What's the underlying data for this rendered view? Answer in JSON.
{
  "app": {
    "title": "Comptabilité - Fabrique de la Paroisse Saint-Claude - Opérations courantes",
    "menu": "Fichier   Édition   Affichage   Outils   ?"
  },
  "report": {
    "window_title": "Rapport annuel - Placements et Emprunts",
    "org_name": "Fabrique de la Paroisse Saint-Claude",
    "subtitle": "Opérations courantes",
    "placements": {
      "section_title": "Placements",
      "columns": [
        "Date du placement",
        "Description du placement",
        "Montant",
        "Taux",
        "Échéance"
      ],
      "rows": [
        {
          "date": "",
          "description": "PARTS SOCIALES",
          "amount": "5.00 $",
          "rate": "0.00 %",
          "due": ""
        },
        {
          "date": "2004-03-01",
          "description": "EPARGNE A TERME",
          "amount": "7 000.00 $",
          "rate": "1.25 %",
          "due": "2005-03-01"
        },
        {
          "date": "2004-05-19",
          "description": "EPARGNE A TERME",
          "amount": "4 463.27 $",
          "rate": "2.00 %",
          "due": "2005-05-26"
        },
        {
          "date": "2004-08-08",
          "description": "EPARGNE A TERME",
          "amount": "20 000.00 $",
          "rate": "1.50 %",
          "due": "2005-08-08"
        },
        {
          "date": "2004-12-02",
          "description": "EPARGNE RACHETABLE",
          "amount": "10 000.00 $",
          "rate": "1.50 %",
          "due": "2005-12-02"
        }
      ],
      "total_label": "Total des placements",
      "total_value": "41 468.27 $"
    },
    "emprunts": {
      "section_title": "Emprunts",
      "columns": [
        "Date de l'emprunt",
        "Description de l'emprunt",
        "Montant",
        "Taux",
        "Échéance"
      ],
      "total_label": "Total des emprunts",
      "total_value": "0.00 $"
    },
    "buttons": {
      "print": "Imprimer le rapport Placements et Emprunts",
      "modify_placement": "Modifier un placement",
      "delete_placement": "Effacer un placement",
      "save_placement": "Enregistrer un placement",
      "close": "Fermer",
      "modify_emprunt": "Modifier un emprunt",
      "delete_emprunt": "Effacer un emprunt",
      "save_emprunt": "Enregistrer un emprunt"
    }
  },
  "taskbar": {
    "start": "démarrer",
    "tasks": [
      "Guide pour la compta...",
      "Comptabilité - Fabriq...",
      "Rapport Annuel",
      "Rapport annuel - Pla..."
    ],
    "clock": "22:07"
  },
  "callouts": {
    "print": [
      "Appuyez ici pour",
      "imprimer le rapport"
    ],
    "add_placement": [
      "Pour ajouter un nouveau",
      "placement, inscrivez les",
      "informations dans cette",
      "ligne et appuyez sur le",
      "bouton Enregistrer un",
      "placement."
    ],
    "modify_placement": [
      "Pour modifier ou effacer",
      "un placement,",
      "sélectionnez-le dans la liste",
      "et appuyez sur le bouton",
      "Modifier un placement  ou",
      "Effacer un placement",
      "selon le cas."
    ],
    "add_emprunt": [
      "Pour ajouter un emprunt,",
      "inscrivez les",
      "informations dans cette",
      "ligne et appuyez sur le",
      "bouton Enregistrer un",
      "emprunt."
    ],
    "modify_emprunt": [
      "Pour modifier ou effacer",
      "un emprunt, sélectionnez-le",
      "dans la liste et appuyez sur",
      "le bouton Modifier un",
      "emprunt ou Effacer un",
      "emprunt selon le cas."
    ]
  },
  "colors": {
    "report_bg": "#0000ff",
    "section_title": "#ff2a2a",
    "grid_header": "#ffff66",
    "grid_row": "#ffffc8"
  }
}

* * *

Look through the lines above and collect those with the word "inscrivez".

--- ANSWER TO THIS PROBLEM ---
      "placement, inscrivez les",
      "inscrivez les",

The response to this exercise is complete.